While traveling, I am never in my comfort zone and I find that, well, comforting. Being thrown into an unfamiliar environment can be a stressful thought for many with ADHD. But, for others, like myself, the thought of being pushed out of my routine and traveling to a new city is exactly what my dopamine deficient brain seeks.
I love that traveling brings me the constant stimulation that ordinary life lacks.
Being among a new culture, language, and scenery all just add up to that dopamine release my mind craves. Literally every second there is something new and different happening. And while some may find this chaotic and stressful, I have come to realize I enjoy a bit of mayhem.
In fact, this is probably why I prefer living abroad so much. Some of my neuro-typical friends have explained to me that they can't imagine living long term and feeling relaxed in a country where they can’t speak the language or are unfamiliar with the culture. However, I can’t imagine the utter boredom of living somewhere where I feel so comfortable and relaxed on the daily. It sounds like torture to my dopamine deficient brain.
I find comfort in the discomfort.
And I’m not the only one. Oddly enough, among my other foreign friends in Prague, I have found myself surrounded by more people with ADHD than I ever did back in my hometown.
Maybe it’s coincidence, or maybe we're all just chasing that environmental stimulation and constant dopamine release that we receive from living outside our comfort zone.
Being the dopamine chasers that we are, travel tends to be a favorite hobby of many with ADHD. But an opportunity I don't think enough of us take advantage of is solo travel. The thought may be scary. The ADHD brain can already be disorganized and scattered so traveling with others can be a great way to avoid missed flights or getting lost. And while traveling with friends has resulted in some amazing experiences for me, traveling with other people can also be restricting.
The beauty of solo travel is you can truly chase the dopamine release exactly as you seek it. You don’t need to ask for other’s opinions or follow what the group wants to do. You’re never rushed by anyone else and you don’t have to struggle to lay still on a beach for a full day of “relaxation”. You can be spontaneous and spend a whole day exploring new areas, trying new foods, or meeting locals. On the other hand, with all the stimulation of travel, the ADHD brain can burnout after a while. When you’re solo, you don’t have to hold anyone back while you take a mental break.
When you travel with others you may end up frustrated, anxiously waiting for others when you're so ready to just get on a scooter and go explore.

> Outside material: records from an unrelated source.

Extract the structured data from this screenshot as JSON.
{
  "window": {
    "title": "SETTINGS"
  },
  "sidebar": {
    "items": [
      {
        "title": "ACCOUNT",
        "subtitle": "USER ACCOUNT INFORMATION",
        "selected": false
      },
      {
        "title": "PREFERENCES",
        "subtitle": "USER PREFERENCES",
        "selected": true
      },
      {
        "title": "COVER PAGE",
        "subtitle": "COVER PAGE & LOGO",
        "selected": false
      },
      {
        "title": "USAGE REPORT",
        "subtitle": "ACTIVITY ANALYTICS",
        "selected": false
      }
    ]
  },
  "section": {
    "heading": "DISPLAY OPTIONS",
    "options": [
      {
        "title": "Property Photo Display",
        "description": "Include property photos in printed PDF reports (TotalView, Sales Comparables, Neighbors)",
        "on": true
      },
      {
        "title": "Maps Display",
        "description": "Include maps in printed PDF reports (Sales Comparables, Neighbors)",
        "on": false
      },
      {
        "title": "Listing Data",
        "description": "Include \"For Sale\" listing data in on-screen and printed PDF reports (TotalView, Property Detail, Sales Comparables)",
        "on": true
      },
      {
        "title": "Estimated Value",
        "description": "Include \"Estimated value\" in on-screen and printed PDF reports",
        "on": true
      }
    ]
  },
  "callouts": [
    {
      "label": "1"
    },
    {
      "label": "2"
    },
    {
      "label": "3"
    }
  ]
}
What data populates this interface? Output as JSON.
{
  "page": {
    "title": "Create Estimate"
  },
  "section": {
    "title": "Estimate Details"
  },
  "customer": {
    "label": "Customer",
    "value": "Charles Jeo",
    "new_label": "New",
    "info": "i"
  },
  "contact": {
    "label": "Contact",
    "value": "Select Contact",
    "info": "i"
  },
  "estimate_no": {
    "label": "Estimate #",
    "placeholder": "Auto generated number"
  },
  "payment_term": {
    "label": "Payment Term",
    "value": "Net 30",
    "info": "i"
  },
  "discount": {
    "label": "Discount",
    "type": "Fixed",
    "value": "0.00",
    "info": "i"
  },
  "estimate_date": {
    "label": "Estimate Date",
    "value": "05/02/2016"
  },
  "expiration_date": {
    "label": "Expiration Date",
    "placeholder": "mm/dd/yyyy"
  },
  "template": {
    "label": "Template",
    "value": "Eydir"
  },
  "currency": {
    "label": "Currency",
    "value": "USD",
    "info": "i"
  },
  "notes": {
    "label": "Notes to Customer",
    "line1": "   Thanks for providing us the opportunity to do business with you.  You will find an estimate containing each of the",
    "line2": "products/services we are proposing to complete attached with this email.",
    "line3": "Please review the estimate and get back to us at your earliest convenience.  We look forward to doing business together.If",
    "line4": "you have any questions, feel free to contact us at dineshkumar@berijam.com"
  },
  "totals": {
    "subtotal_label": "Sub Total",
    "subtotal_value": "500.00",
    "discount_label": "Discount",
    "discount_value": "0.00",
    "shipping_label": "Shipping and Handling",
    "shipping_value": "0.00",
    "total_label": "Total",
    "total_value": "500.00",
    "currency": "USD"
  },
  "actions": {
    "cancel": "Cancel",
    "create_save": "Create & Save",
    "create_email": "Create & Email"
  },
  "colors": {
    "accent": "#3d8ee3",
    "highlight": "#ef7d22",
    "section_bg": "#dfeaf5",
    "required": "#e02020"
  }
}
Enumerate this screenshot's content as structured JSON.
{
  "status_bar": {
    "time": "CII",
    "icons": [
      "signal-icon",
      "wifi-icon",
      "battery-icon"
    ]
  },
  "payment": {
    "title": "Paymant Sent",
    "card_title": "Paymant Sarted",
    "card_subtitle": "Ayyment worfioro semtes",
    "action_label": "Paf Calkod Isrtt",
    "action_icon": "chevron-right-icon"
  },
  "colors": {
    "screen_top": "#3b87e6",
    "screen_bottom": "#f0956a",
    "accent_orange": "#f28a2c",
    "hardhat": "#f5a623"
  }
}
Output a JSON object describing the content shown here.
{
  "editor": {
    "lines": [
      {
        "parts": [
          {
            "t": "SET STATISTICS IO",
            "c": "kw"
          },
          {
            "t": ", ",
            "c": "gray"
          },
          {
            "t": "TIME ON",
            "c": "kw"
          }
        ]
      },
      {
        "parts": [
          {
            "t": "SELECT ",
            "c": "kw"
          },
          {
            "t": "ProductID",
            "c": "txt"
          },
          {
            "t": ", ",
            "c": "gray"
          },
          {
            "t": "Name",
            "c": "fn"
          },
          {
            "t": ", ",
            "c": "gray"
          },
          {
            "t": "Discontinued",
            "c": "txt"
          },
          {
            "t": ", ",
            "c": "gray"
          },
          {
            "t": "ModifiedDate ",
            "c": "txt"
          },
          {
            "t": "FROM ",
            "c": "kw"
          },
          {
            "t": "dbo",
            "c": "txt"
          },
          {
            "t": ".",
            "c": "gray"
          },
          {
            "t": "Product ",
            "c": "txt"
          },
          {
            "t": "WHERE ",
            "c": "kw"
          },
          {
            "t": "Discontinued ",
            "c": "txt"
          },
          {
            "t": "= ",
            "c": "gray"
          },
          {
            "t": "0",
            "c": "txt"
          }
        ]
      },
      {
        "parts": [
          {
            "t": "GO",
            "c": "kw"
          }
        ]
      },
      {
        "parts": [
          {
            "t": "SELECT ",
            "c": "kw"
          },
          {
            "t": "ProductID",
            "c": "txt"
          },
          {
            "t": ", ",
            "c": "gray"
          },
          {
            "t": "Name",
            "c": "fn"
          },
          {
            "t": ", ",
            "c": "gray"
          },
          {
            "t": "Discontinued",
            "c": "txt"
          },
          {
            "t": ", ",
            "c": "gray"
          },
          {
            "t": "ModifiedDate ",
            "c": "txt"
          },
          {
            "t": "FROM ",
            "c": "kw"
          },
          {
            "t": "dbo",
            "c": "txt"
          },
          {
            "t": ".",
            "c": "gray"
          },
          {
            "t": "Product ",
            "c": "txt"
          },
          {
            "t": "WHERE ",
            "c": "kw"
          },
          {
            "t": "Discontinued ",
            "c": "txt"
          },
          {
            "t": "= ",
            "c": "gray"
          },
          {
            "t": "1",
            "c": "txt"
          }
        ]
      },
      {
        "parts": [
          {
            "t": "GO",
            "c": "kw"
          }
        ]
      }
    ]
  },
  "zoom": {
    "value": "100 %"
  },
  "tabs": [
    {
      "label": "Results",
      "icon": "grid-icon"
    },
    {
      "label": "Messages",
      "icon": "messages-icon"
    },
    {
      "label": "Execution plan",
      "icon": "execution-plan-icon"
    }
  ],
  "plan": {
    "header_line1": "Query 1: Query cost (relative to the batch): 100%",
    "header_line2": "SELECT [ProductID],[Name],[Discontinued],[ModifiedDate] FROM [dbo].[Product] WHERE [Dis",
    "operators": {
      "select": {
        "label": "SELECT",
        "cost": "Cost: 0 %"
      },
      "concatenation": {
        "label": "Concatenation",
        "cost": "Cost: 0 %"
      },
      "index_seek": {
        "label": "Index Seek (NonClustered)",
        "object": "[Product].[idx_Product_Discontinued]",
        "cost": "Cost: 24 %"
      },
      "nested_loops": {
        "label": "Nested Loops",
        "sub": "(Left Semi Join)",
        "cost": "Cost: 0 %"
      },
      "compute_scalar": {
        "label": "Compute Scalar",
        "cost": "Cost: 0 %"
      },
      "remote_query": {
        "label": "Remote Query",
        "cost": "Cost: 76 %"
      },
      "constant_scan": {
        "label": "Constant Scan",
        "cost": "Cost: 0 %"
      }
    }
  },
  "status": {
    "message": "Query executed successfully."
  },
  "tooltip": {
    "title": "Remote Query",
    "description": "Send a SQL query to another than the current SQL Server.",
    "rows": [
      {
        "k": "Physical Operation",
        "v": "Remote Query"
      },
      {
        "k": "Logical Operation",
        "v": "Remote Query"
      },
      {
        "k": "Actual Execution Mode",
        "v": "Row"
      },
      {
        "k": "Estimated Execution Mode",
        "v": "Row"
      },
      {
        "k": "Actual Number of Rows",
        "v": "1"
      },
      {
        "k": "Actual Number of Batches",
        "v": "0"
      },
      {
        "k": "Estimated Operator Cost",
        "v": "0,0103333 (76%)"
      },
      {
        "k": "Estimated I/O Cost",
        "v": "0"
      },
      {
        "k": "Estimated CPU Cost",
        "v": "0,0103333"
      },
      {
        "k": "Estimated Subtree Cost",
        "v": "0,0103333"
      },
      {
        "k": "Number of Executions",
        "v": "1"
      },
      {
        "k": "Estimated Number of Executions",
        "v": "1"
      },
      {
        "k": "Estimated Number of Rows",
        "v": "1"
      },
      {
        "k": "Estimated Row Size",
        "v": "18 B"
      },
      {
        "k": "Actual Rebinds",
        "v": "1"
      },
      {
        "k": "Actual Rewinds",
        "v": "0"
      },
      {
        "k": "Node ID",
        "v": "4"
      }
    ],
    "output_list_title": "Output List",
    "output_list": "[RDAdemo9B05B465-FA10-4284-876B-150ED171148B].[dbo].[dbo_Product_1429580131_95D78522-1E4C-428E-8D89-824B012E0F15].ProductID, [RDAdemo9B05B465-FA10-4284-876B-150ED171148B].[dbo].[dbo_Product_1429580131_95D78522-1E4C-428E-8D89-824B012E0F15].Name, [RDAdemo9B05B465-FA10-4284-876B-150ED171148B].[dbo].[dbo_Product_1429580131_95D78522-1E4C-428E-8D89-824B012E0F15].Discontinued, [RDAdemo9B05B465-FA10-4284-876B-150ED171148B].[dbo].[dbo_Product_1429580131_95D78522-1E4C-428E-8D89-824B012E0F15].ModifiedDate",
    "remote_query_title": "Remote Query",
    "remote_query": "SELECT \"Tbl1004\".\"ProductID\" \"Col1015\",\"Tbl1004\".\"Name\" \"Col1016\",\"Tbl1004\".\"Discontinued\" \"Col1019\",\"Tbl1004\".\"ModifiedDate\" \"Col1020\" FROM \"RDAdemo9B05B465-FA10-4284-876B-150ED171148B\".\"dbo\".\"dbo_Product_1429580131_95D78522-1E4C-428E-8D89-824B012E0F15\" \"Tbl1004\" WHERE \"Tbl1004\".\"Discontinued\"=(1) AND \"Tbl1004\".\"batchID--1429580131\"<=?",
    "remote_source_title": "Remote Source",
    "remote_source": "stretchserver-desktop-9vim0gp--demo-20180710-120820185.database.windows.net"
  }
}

Or on the flip side, when you're trying to organize your thoughts and go through mental checklists before doing something or going somewhere you yourself may become the one holding up the group which can be anxiety-inducing. When you're traveling solo you can go exactly at your own pace, regardless of how fast or slow that pace may be.
However, it is important to be aware of how ADHD manifests itself in you before you travel, especially solo. I can’t tell you how many times I snapped out of a hyper-focus marathon realizing I had just spent 5 hours researching and building a daily itinerary out of everything there is to do at my next destination.
That being said, I have also impulsively boarded a bus to Budapest without even having booked a place to stay that night. Being aware of how ADHD impacts you means you are first of all better prepared to not only tackle the planning. And second, and certainly more importantly, to know what to expect before you find yourself in the middle of a foreign city. It could be executive dysfunction causing you to pack 15 minutes before you need to leave for the airport. Time blindness in the airport causing you to nearly miss flights. Or, object permanence causing you to carry around 15 extra items at the bottom of your bag because you totally forgot you packed them. Understanding how my ADHD manifests itself in me has saved me a lot of stress when my travel date rolled around.
Solo travel has allowed me to grow as a person and learn so much about how I think and what I enjoy. When I moved abroad and started to travel my independence and confidence grew immensely. I was always on such a dopamine high my social anxiety has all but disappeared. Maybe it’s just growing up or maybe it's personal development but I do not face the same anxiety I once did back in my hometown. I find myself loving life while I’m abroad far more than in my comfortable hometown and that has led me to become a much happier person. And for these reasons, I encourage all us ADHD travellers to give living abroad and solo travel a go.